You probably have gone to dermatologists (to examine your skin) and perhaps even seen a cosmetic surgeon without much success. Research shows that most individuals with body dysmorphic disorder (BDD) have been seeing a dermatologist for almost 10 years before they finally visit a therapist. They do everything a dermatologist tells them to do only to find out it doesn’t help them feel or look any better. Many hope to get surgery, while others don’t see that as a possibility and still others wonder if that is their only choice. For those who have gone through surgery, they know that it has not helped them to feel any better. They have wasted money and hope for a better life only to find themselves in the same situation, if not worse. Most individuals with BDD seek treatment from other professionals before psychological or psychiatric therapy.
Both psychological and psychiatric treatment are very helpful in changing the way you think and feel about yourself, and the way you behave. They are helpful in changing the impression you have about your appearance. Both cognitive behavioral therapy (CBT) and medications specific for BDD can help.
Getting help does not mean accepting feeling bad about the way you look. It does not mean walking around feeling “awful” and “horrible” about yourself. It does not mean accepting viewing yourself as “ugly” or “unattractive.” Nor does it mean living a meaningless life. On the contrary, CBT helps you view your life and your appearance differently. It means empowering you to create a different life for yourself. It means helping you see and imagine a different way of living, achieving your goals, and living your life according to your values. Medications that are recommended for BDD can also help you view your appearance more accurately and improve your quality of life.
You may wonder, How can I ever achieve my goals if I look the way I do? CBT will help you to emphasize your goals and achieve them at school or work, or dating or playing an instrument. It does not matter what you want out of life — you will get closer to it with therapy. CBT will teach you to face your fears slowly, in a manner that you can handle. It will help you challenge your thoughts and get you to think more flexibly and adaptively.
Medications can also be helpful by helping you to help yourself.

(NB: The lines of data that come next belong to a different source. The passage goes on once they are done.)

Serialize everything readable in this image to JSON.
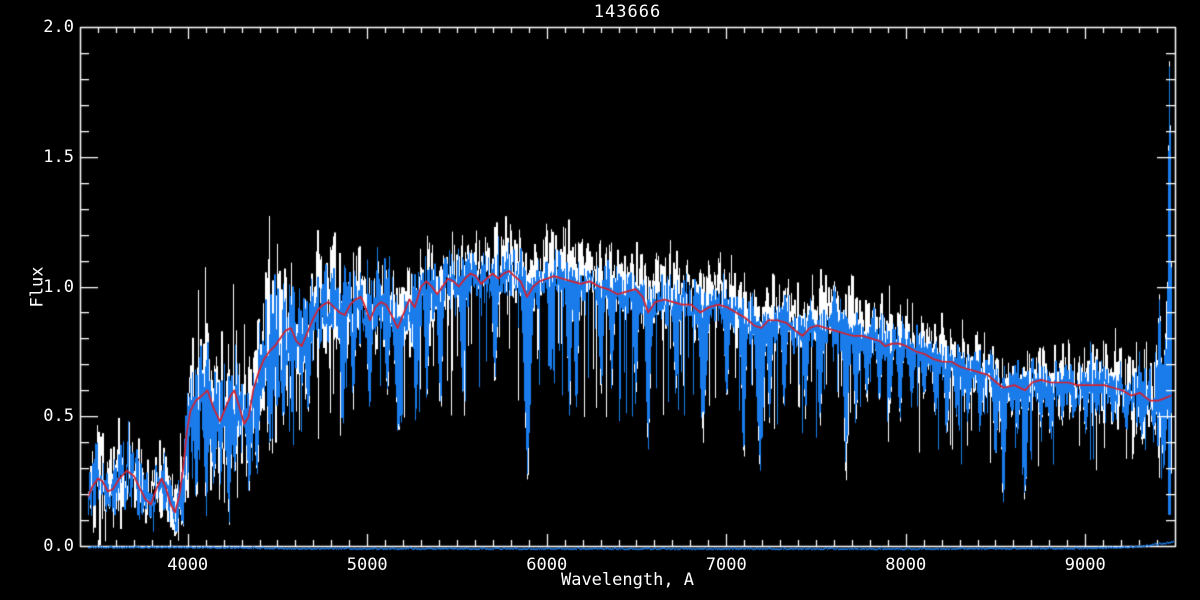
{
  "chart": {
    "title": "143666",
    "xlabel": "Wavelength, A",
    "ylabel": "Flux"
  },
  "axes": {
    "x_tick_labels": [
      "4000",
      "5000",
      "6000",
      "7000",
      "8000",
      "9000"
    ],
    "x_tick_values": [
      4000,
      5000,
      6000,
      7000,
      8000,
      9000
    ],
    "y_tick_labels": [
      "2.0",
      "1.5",
      "1.0",
      "0.5",
      "0.0"
    ],
    "y_tick_values": [
      2.0,
      1.5,
      1.0,
      0.5,
      0.0
    ]
  },
  "colors": {
    "background": "#000000",
    "axis": "#ffffff",
    "observed_raw": "#ffffff",
    "observed": "#1a7ceb",
    "model": "#d81f2c"
  },
  "chart_data": {
    "type": "line",
    "title": "143666",
    "xlabel": "Wavelength, A",
    "ylabel": "Flux",
    "xlim": [
      3400,
      9500
    ],
    "ylim": [
      0.0,
      2.0
    ],
    "x_minor_step": 100,
    "y_minor_step": 0.1,
    "grid": false,
    "legend": "none",
    "data_range": [
      3445,
      9480
    ],
    "seed": 7,
    "series": [
      {
        "name": "observed-raw-spectrum",
        "color": "#ffffff",
        "style": "noisy",
        "derived_from": "model_points"
      },
      {
        "name": "observed-spectrum",
        "color": "#1a7ceb",
        "style": "noisy",
        "derived_from": "model_points"
      },
      {
        "name": "model-fit",
        "color": "#d81f2c",
        "style": "smooth",
        "points": "model_points"
      },
      {
        "name": "error-spectrum",
        "color": "#1a7ceb",
        "style": "flat-bottom",
        "points": "error_points"
      }
    ],
    "model_points": [
      [
        3445,
        0.19
      ],
      [
        3470,
        0.23
      ],
      [
        3500,
        0.26
      ],
      [
        3525,
        0.25
      ],
      [
        3555,
        0.21
      ],
      [
        3585,
        0.22
      ],
      [
        3620,
        0.26
      ],
      [
        3660,
        0.29
      ],
      [
        3700,
        0.27
      ],
      [
        3735,
        0.22
      ],
      [
        3765,
        0.18
      ],
      [
        3795,
        0.16
      ],
      [
        3825,
        0.22
      ],
      [
        3855,
        0.26
      ],
      [
        3880,
        0.22
      ],
      [
        3905,
        0.16
      ],
      [
        3930,
        0.13
      ],
      [
        3955,
        0.2
      ],
      [
        3975,
        0.3
      ],
      [
        3995,
        0.44
      ],
      [
        4015,
        0.52
      ],
      [
        4045,
        0.56
      ],
      [
        4080,
        0.58
      ],
      [
        4110,
        0.6
      ],
      [
        4145,
        0.53
      ],
      [
        4180,
        0.48
      ],
      [
        4215,
        0.54
      ],
      [
        4240,
        0.58
      ],
      [
        4260,
        0.6
      ],
      [
        4290,
        0.53
      ],
      [
        4315,
        0.47
      ],
      [
        4340,
        0.5
      ],
      [
        4365,
        0.6
      ],
      [
        4395,
        0.67
      ],
      [
        4425,
        0.72
      ],
      [
        4455,
        0.75
      ],
      [
        4485,
        0.77
      ],
      [
        4515,
        0.8
      ],
      [
        4545,
        0.83
      ],
      [
        4575,
        0.84
      ],
      [
        4605,
        0.79
      ],
      [
        4635,
        0.77
      ],
      [
        4665,
        0.82
      ],
      [
        4695,
        0.87
      ],
      [
        4725,
        0.91
      ],
      [
        4755,
        0.93
      ],
      [
        4785,
        0.94
      ],
      [
        4815,
        0.92
      ],
      [
        4845,
        0.9
      ],
      [
        4875,
        0.89
      ],
      [
        4905,
        0.93
      ],
      [
        4935,
        0.95
      ],
      [
        4965,
        0.96
      ],
      [
        4990,
        0.92
      ],
      [
        5015,
        0.87
      ],
      [
        5045,
        0.92
      ],
      [
        5075,
        0.94
      ],
      [
        5105,
        0.93
      ],
      [
        5135,
        0.89
      ],
      [
        5170,
        0.84
      ],
      [
        5205,
        0.9
      ],
      [
        5235,
        0.95
      ],
      [
        5265,
        0.92
      ],
      [
        5300,
        1.0
      ],
      [
        5330,
        1.02
      ],
      [
        5360,
        1.0
      ],
      [
        5390,
        0.97
      ],
      [
        5420,
        1.0
      ],
      [
        5450,
        1.03
      ],
      [
        5480,
        1.02
      ],
      [
        5510,
        1.0
      ],
      [
        5545,
        1.03
      ],
      [
        5575,
        1.05
      ],
      [
        5605,
        1.04
      ],
      [
        5635,
        1.01
      ],
      [
        5665,
        1.03
      ],
      [
        5700,
        1.05
      ],
      [
        5730,
        1.03
      ],
      [
        5760,
        1.05
      ],
      [
        5790,
        1.06
      ],
      [
        5820,
        1.04
      ],
      [
        5855,
        1.02
      ],
      [
        5890,
        0.96
      ],
      [
        5925,
        1.0
      ],
      [
        5960,
        1.02
      ],
      [
        6000,
        1.03
      ],
      [
        6040,
        1.04
      ],
      [
        6090,
        1.03
      ],
      [
        6140,
        1.02
      ],
      [
        6190,
        1.01
      ],
      [
        6240,
        1.02
      ],
      [
        6290,
        1.0
      ],
      [
        6340,
        0.99
      ],
      [
        6395,
        0.97
      ],
      [
        6445,
        0.98
      ],
      [
        6495,
        0.99
      ],
      [
        6535,
        0.96
      ],
      [
        6565,
        0.9
      ],
      [
        6605,
        0.94
      ],
      [
        6655,
        0.95
      ],
      [
        6705,
        0.94
      ],
      [
        6755,
        0.93
      ],
      [
        6805,
        0.93
      ],
      [
        6855,
        0.9
      ],
      [
        6905,
        0.92
      ],
      [
        6955,
        0.93
      ],
      [
        7005,
        0.92
      ],
      [
        7055,
        0.9
      ],
      [
        7105,
        0.88
      ],
      [
        7155,
        0.85
      ],
      [
        7195,
        0.84
      ],
      [
        7235,
        0.87
      ],
      [
        7285,
        0.87
      ],
      [
        7335,
        0.86
      ],
      [
        7385,
        0.83
      ],
      [
        7425,
        0.81
      ],
      [
        7465,
        0.84
      ],
      [
        7505,
        0.85
      ],
      [
        7555,
        0.84
      ],
      [
        7605,
        0.83
      ],
      [
        7655,
        0.82
      ],
      [
        7705,
        0.81
      ],
      [
        7755,
        0.81
      ],
      [
        7805,
        0.8
      ],
      [
        7855,
        0.79
      ],
      [
        7885,
        0.77
      ],
      [
        7925,
        0.78
      ],
      [
        7965,
        0.78
      ],
      [
        8005,
        0.77
      ],
      [
        8055,
        0.75
      ],
      [
        8105,
        0.74
      ],
      [
        8155,
        0.72
      ],
      [
        8205,
        0.71
      ],
      [
        8255,
        0.71
      ],
      [
        8305,
        0.69
      ],
      [
        8355,
        0.68
      ],
      [
        8405,
        0.67
      ],
      [
        8455,
        0.66
      ],
      [
        8505,
        0.63
      ],
      [
        8545,
        0.61
      ],
      [
        8605,
        0.62
      ],
      [
        8665,
        0.6
      ],
      [
        8705,
        0.63
      ],
      [
        8755,
        0.64
      ],
      [
        8805,
        0.63
      ],
      [
        8855,
        0.63
      ],
      [
        8905,
        0.63
      ],
      [
        8955,
        0.62
      ],
      [
        9005,
        0.62
      ],
      [
        9055,
        0.62
      ],
      [
        9105,
        0.62
      ],
      [
        9155,
        0.61
      ],
      [
        9205,
        0.6
      ],
      [
        9255,
        0.58
      ],
      [
        9305,
        0.59
      ],
      [
        9360,
        0.56
      ],
      [
        9405,
        0.56
      ],
      [
        9445,
        0.57
      ],
      [
        9480,
        0.58
      ]
    ],
    "absorption_lines": [
      [
        3934,
        0.04,
        2
      ],
      [
        3969,
        0.06,
        2
      ],
      [
        4046,
        0.18,
        2
      ],
      [
        4101,
        0.15,
        2
      ],
      [
        4144,
        0.25,
        2
      ],
      [
        4227,
        0.1,
        2
      ],
      [
        4260,
        0.3,
        2
      ],
      [
        4340,
        0.22,
        2
      ],
      [
        4383,
        0.28,
        2
      ],
      [
        4455,
        0.35,
        2
      ],
      [
        4530,
        0.45,
        2
      ],
      [
        4668,
        0.5,
        2
      ],
      [
        4861,
        0.45,
        2
      ],
      [
        4920,
        0.58,
        2
      ],
      [
        5010,
        0.55,
        2
      ],
      [
        5110,
        0.6,
        2
      ],
      [
        5172,
        0.45,
        3
      ],
      [
        5270,
        0.5,
        2
      ],
      [
        5330,
        0.6,
        2
      ],
      [
        5405,
        0.55,
        2
      ],
      [
        5530,
        0.6,
        2
      ],
      [
        5710,
        0.62,
        2
      ],
      [
        5890,
        0.3,
        3
      ],
      [
        6020,
        0.65,
        2
      ],
      [
        6122,
        0.55,
        2
      ],
      [
        6162,
        0.55,
        2
      ],
      [
        6300,
        0.6,
        2
      ],
      [
        6360,
        0.62,
        2
      ],
      [
        6494,
        0.58,
        2
      ],
      [
        6563,
        0.38,
        2
      ],
      [
        6717,
        0.6,
        2
      ],
      [
        6870,
        0.45,
        3
      ],
      [
        7000,
        0.55,
        2
      ],
      [
        7094,
        0.35,
        2
      ],
      [
        7187,
        0.3,
        3
      ],
      [
        7240,
        0.5,
        2
      ],
      [
        7320,
        0.55,
        2
      ],
      [
        7440,
        0.52,
        2
      ],
      [
        7520,
        0.48,
        2
      ],
      [
        7665,
        0.3,
        2
      ],
      [
        7720,
        0.5,
        2
      ],
      [
        7780,
        0.55,
        2
      ],
      [
        7850,
        0.55,
        2
      ],
      [
        7910,
        0.52,
        2
      ],
      [
        7966,
        0.5,
        2
      ],
      [
        8030,
        0.55,
        2
      ],
      [
        8100,
        0.57,
        2
      ],
      [
        8164,
        0.5,
        2
      ],
      [
        8227,
        0.42,
        2
      ],
      [
        8280,
        0.52,
        2
      ],
      [
        8344,
        0.48,
        2
      ],
      [
        8412,
        0.45,
        2
      ],
      [
        8498,
        0.35,
        2
      ],
      [
        8542,
        0.16,
        2
      ],
      [
        8590,
        0.5,
        2
      ],
      [
        8620,
        0.45,
        2
      ],
      [
        8662,
        0.2,
        2
      ],
      [
        8750,
        0.45,
        2
      ],
      [
        8806,
        0.4,
        2
      ],
      [
        8870,
        0.48,
        2
      ],
      [
        8930,
        0.5,
        2
      ],
      [
        9000,
        0.45,
        2
      ],
      [
        9060,
        0.5,
        2
      ],
      [
        9150,
        0.48,
        2
      ],
      [
        9226,
        0.45,
        2
      ],
      [
        9310,
        0.42,
        2
      ],
      [
        9380,
        0.45,
        2
      ],
      [
        9435,
        0.3,
        2
      ]
    ],
    "emission_spikes": [
      [
        7600,
        1.0,
        3
      ],
      [
        7612,
        0.92,
        2
      ],
      [
        9411,
        0.95,
        2
      ],
      [
        9445,
        0.8,
        2
      ],
      [
        9467,
        1.85,
        2
      ]
    ],
    "noise_sigma_points": [
      [
        3445,
        0.28
      ],
      [
        3900,
        0.26
      ],
      [
        4000,
        0.22
      ],
      [
        4400,
        0.18
      ],
      [
        4700,
        0.1
      ],
      [
        5200,
        0.07
      ],
      [
        5600,
        0.05
      ],
      [
        6500,
        0.05
      ],
      [
        7500,
        0.055
      ],
      [
        8300,
        0.06
      ],
      [
        8800,
        0.07
      ],
      [
        9100,
        0.09
      ],
      [
        9300,
        0.11
      ],
      [
        9480,
        0.16
      ]
    ],
    "white_offset_points": [
      [
        3400,
        0.0
      ],
      [
        5450,
        0.005
      ],
      [
        5650,
        0.045
      ],
      [
        8200,
        0.045
      ],
      [
        8500,
        0.015
      ],
      [
        9000,
        0.01
      ],
      [
        9480,
        0.01
      ]
    ],
    "error_points": [
      [
        3445,
        0.01
      ],
      [
        4000,
        0.01
      ],
      [
        4300,
        0.008
      ],
      [
        4600,
        0.005
      ],
      [
        8000,
        0.004
      ],
      [
        9000,
        0.006
      ],
      [
        9300,
        0.012
      ],
      [
        9480,
        0.03
      ]
    ]
  }
}
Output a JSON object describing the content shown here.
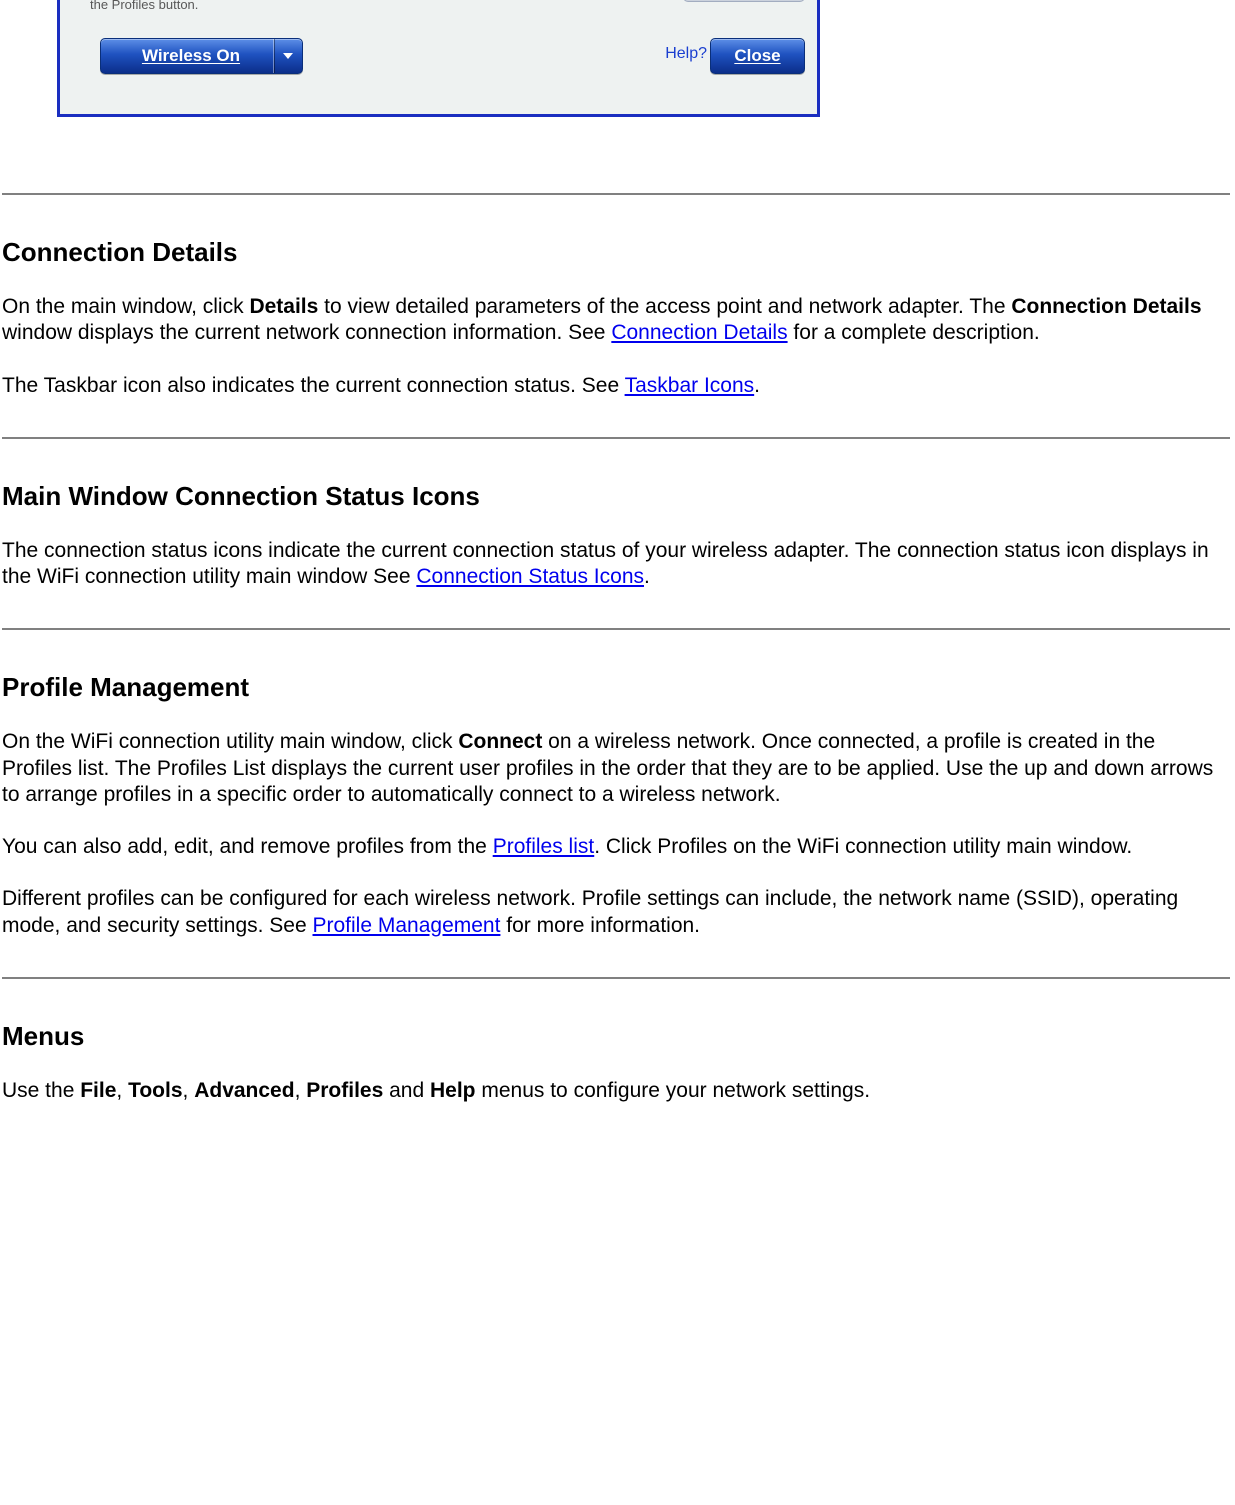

Medications make it easier to cope with life’s difficulties and help you handle what is being asked of you in CBT. Research shows that a combination of therapy and medications can be more beneficial than either alone.
Whatever it is you choose to do, CBT is a core part of achieving your goals.
by Fugen Neziroglu, PhD